Could you repeat every entry below word for word, leaving out the pictures?
=-=-=-=-=
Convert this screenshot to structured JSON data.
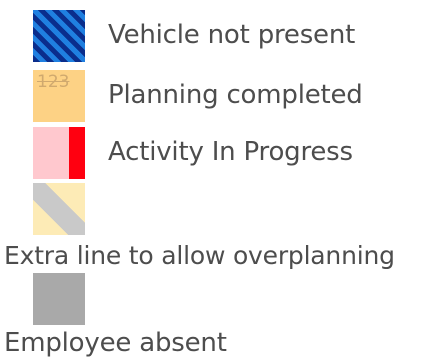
{
  "legend": {
    "items": [
      {
        "label": "Vehicle not present",
        "pattern": "blue-diagonal-stripes",
        "colors": [
          "#0a2d8c",
          "#1f7fe0"
        ]
      },
      {
        "label": "Planning completed",
        "pattern": "orange-struck-number",
        "number_text": "123",
        "colors": [
          "#fdd285",
          "#c9a36a"
        ]
      },
      {
        "label": "Activity In Progress",
        "pattern": "pink-red-bar",
        "colors": [
          "#ffc8ce",
          "#ff0010"
        ]
      },
      {
        "label": "Extra line to allow overplanning",
        "pattern": "yellow-grey-diagonal",
        "colors": [
          "#fdebb6",
          "#c9c9c9"
        ]
      },
      {
        "label": "Employee absent",
        "pattern": "solid-grey",
        "colors": [
          "#a9a9a9"
        ]
      }
    ]
  }
}
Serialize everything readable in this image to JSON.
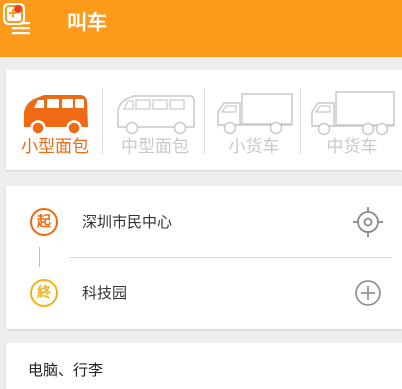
{
  "colors": {
    "header": "#fd9a1a",
    "accent": "#ee6a14",
    "end_badge": "#f2b21a",
    "inactive": "#c9c9c9"
  },
  "header": {
    "title": "叫车",
    "menu_icon": "menu-with-notification-icon"
  },
  "vehicles": [
    {
      "label": "小型面包",
      "icon": "small-van-icon",
      "selected": true
    },
    {
      "label": "中型面包",
      "icon": "medium-van-icon",
      "selected": false
    },
    {
      "label": "小货车",
      "icon": "small-truck-icon",
      "selected": false
    },
    {
      "label": "中货车",
      "icon": "medium-truck-icon",
      "selected": false
    }
  ],
  "route": {
    "start": {
      "badge": "起",
      "address": "深圳市民中心",
      "action_icon": "locate-icon"
    },
    "end": {
      "badge": "終",
      "address": "科技园",
      "action_icon": "add-stop-icon"
    }
  },
  "note": {
    "value": "电脑、行李"
  }
}
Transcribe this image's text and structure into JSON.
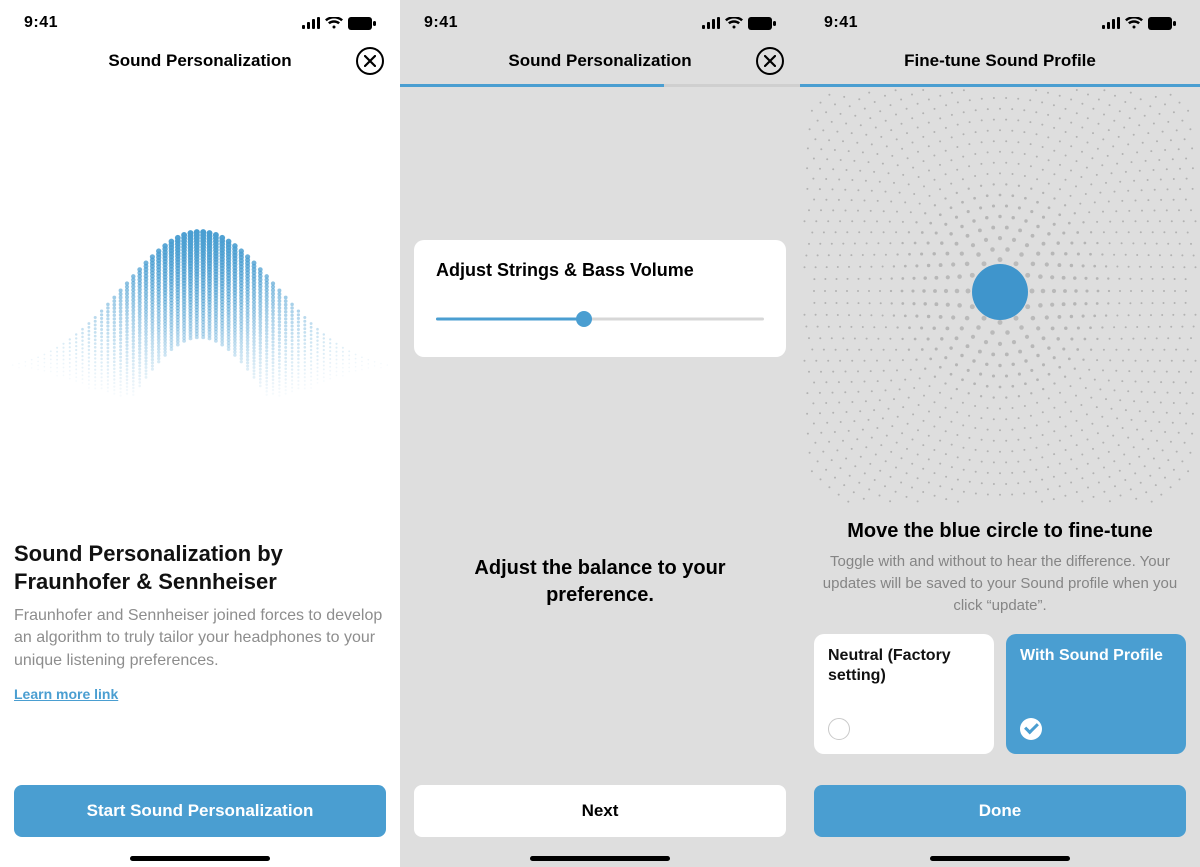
{
  "status": {
    "time": "9:41"
  },
  "colors": {
    "accent": "#4a9ed1"
  },
  "screen1": {
    "title": "Sound Personalization",
    "heading": "Sound Personalization by Fraunhofer & Sennheiser",
    "paragraph": "Fraunhofer and Sennheiser joined forces to develop an algorithm to truly tailor your headphones to your unique listening preferences.",
    "learn_more": "Learn more link",
    "start_button": "Start Sound Personalization"
  },
  "screen2": {
    "title": "Sound Personalization",
    "card_title": "Adjust Strings & Bass Volume",
    "slider_value": 0.45,
    "instruction": "Adjust the balance to your preference.",
    "next_button": "Next"
  },
  "screen3": {
    "title": "Fine-tune Sound Profile",
    "heading": "Move the blue circle to fine-tune",
    "subtext": "Toggle with and without to hear the difference. Your updates will be saved to your Sound profile when you click “update”.",
    "option_a": "Neutral (Factory setting)",
    "option_b": "With Sound Profile",
    "selected": "b",
    "done_button": "Done"
  }
}
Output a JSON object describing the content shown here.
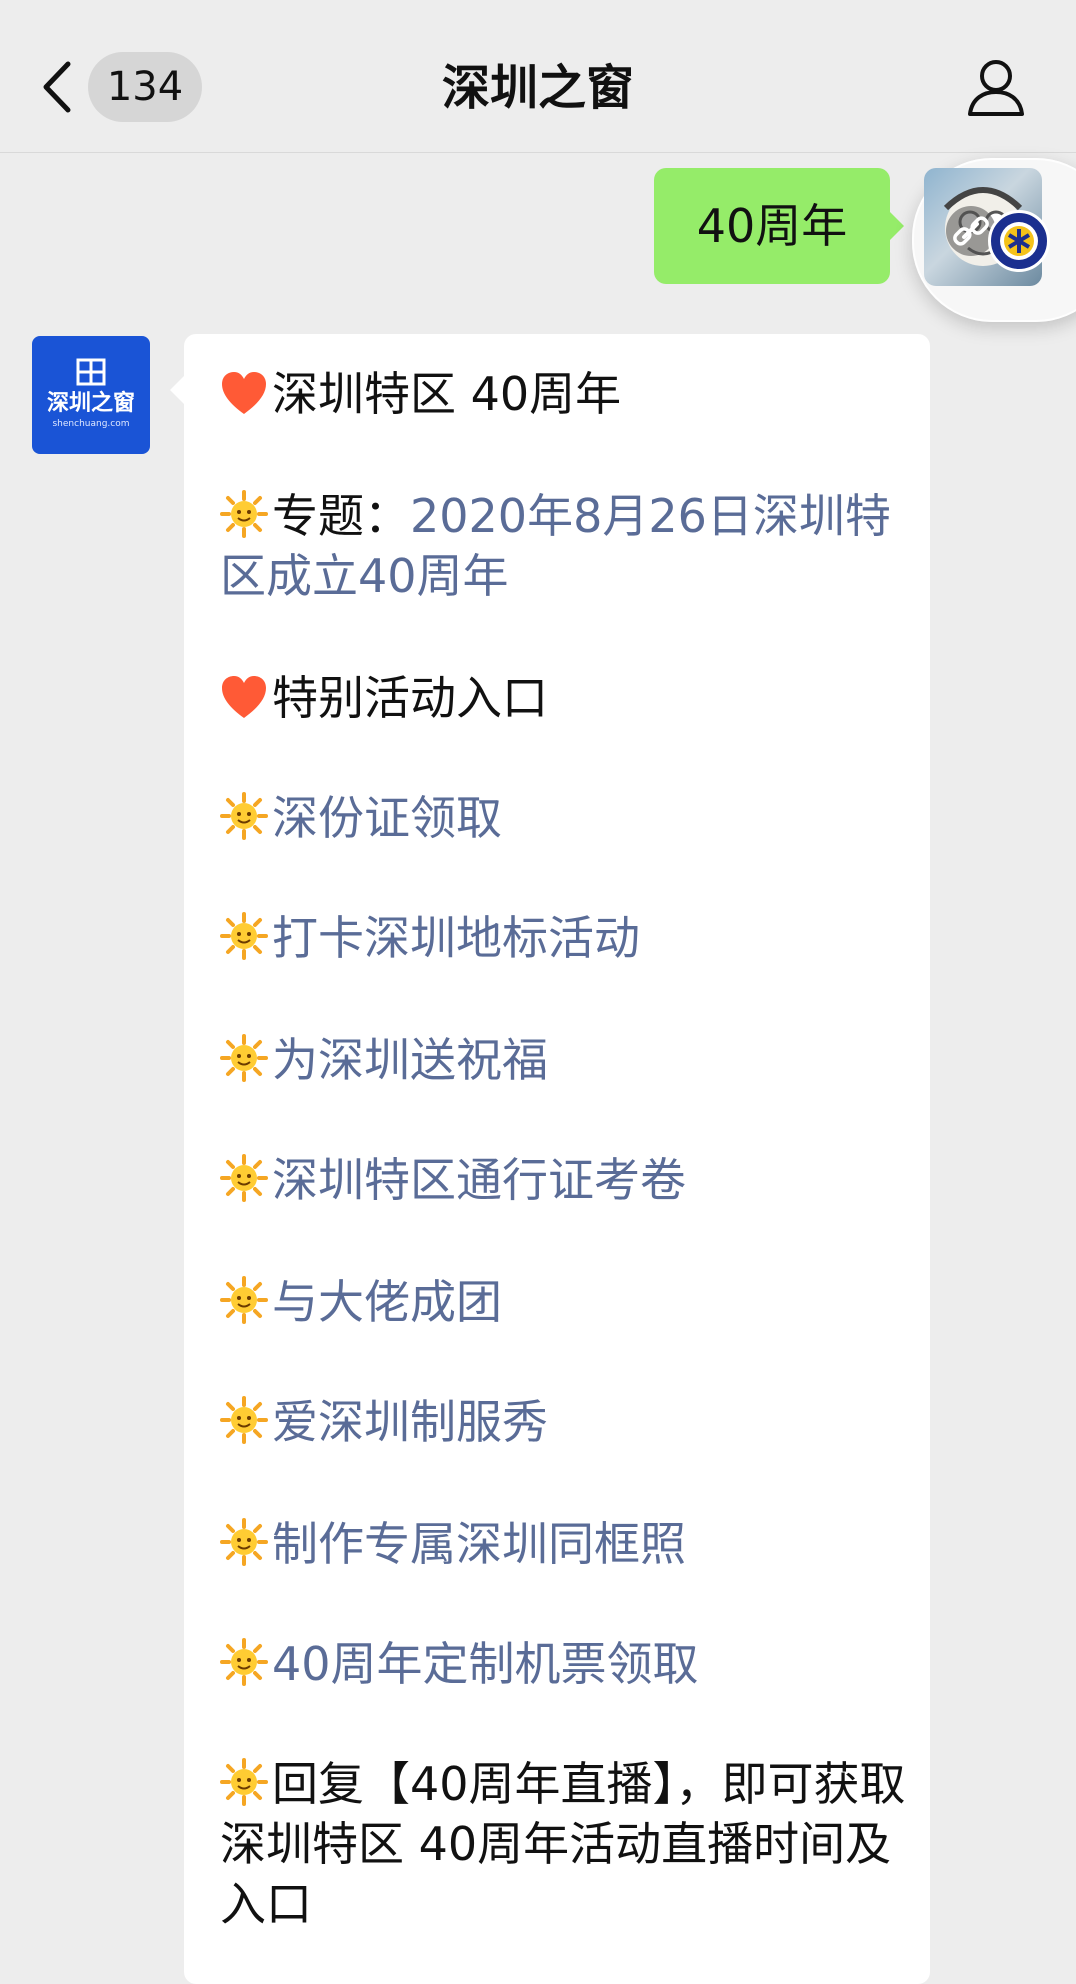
{
  "navbar": {
    "badge_count": "134",
    "title": "深圳之窗"
  },
  "outgoing": {
    "text": "40周年"
  },
  "account": {
    "logo_text": "深圳之窗",
    "logo_subtext": "shenchuang.com"
  },
  "message": {
    "line1": "深圳特区 40周年",
    "topic_label": "专题：",
    "topic_link": "2020年8月26日深圳特区成立40周年",
    "special_entry": "特别活动入口",
    "items": [
      "深份证领取",
      "打卡深圳地标活动",
      "为深圳送祝福",
      "深圳特区通行证考卷",
      "与大佬成团",
      "爱深圳制服秀",
      "制作专属深圳同框照",
      "40周年定制机票领取"
    ],
    "final_text": "回复【40周年直播】，即可获取深圳特区 40周年活动直播时间及入口"
  },
  "colors": {
    "background": "#ededed",
    "bubble_out": "#95ec69",
    "bubble_in": "#ffffff",
    "link": "#5a6c97",
    "account_blue": "#1a54d6"
  },
  "icons": {
    "heart": "heart-icon",
    "sun": "sun-icon",
    "back": "chevron-left-icon",
    "profile": "person-icon"
  }
}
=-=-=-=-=
● ANSWER BOX
Convert this screenshot to structured JSON data.
{
  "legend": {
    "items": [
      {
        "label": "Vehicle not present",
        "pattern": "blue-diagonal-stripes",
        "colors": [
          "#0a2d8c",
          "#1f7fe0"
        ]
      },
      {
        "label": "Planning completed",
        "pattern": "orange-struck-number",
        "number_text": "123",
        "colors": [
          "#fdd285",
          "#c9a36a"
        ]
      },
      {
        "label": "Activity In Progress",
        "pattern": "pink-red-bar",
        "colors": [
          "#ffc8ce",
          "#ff0010"
        ]
      },
      {
        "label": "Extra line to allow overplanning",
        "pattern": "yellow-grey-diagonal",
        "colors": [
          "#fdebb6",
          "#c9c9c9"
        ]
      },
      {
        "label": "Employee absent",
        "pattern": "solid-grey",
        "colors": [
          "#a9a9a9"
        ]
      }
    ]
  }
}
Serialize everything readable in this image to JSON.
{
  "colors": {
    "header": "#fd9a1a",
    "accent": "#ee6a14",
    "end_badge": "#f2b21a",
    "inactive": "#c9c9c9"
  },
  "header": {
    "title": "叫车",
    "menu_icon": "menu-with-notification-icon"
  },
  "vehicles": [
    {
      "label": "小型面包",
      "icon": "small-van-icon",
      "selected": true
    },
    {
      "label": "中型面包",
      "icon": "medium-van-icon",
      "selected": false
    },
    {
      "label": "小货车",
      "icon": "small-truck-icon",
      "selected": false
    },
    {
      "label": "中货车",
      "icon": "medium-truck-icon",
      "selected": false
    }
  ],
  "route": {
    "start": {
      "badge": "起",
      "address": "深圳市民中心",
      "action_icon": "locate-icon"
    },
    "end": {
      "badge": "終",
      "address": "科技园",
      "action_icon": "add-stop-icon"
    }
  },
  "note": {
    "value": "电脑、行李"
  }
}
Transcribe this image's text and structure into JSON.
{
  "status": {
    "time": "9:41"
  },
  "colors": {
    "accent": "#4a9ed1"
  },
  "screen1": {
    "title": "Sound Personalization",
    "heading": "Sound Personalization by Fraunhofer & Sennheiser",
    "paragraph": "Fraunhofer and Sennheiser joined forces to develop an algorithm to truly tailor your headphones to your unique listening preferences.",
    "learn_more": "Learn more link",
    "start_button": "Start Sound Personalization"
  },
  "screen2": {
    "title": "Sound Personalization",
    "card_title": "Adjust Strings & Bass Volume",
    "slider_value": 0.45,
    "instruction": "Adjust the balance to your preference.",
    "next_button": "Next"
  },
  "screen3": {
    "title": "Fine-tune Sound Profile",
    "heading": "Move the blue circle to fine-tune",
    "subtext": "Toggle with and without to hear the difference. Your updates will be saved to your Sound profile when you click “update”.",
    "option_a": "Neutral (Factory setting)",
    "option_b": "With Sound Profile",
    "selected": "b",
    "done_button": "Done"
  }
}
Output a JSON object describing the content shown here.
{
  "navbar": {
    "badge_count": "134",
    "title": "深圳之窗"
  },
  "outgoing": {
    "text": "40周年"
  },
  "account": {
    "logo_text": "深圳之窗",
    "logo_subtext": "shenchuang.com"
  },
  "message": {
    "line1": "深圳特区 40周年",
    "topic_label": "专题：",
    "topic_link": "2020年8月26日深圳特区成立40周年",
    "special_entry": "特别活动入口",
    "items": [
      "深份证领取",
      "打卡深圳地标活动",
      "为深圳送祝福",
      "深圳特区通行证考卷",
      "与大佬成团",
      "爱深圳制服秀",
      "制作专属深圳同框照",
      "40周年定制机票领取"
    ],
    "final_text": "回复【40周年直播】，即可获取深圳特区 40周年活动直播时间及入口"
  },
  "colors": {
    "background": "#ededed",
    "bubble_out": "#95ec69",
    "bubble_in": "#ffffff",
    "link": "#5a6c97",
    "account_blue": "#1a54d6"
  },
  "icons": {
    "heart": "heart-icon",
    "sun": "sun-icon",
    "back": "chevron-left-icon",
    "profile": "person-icon"
  }
}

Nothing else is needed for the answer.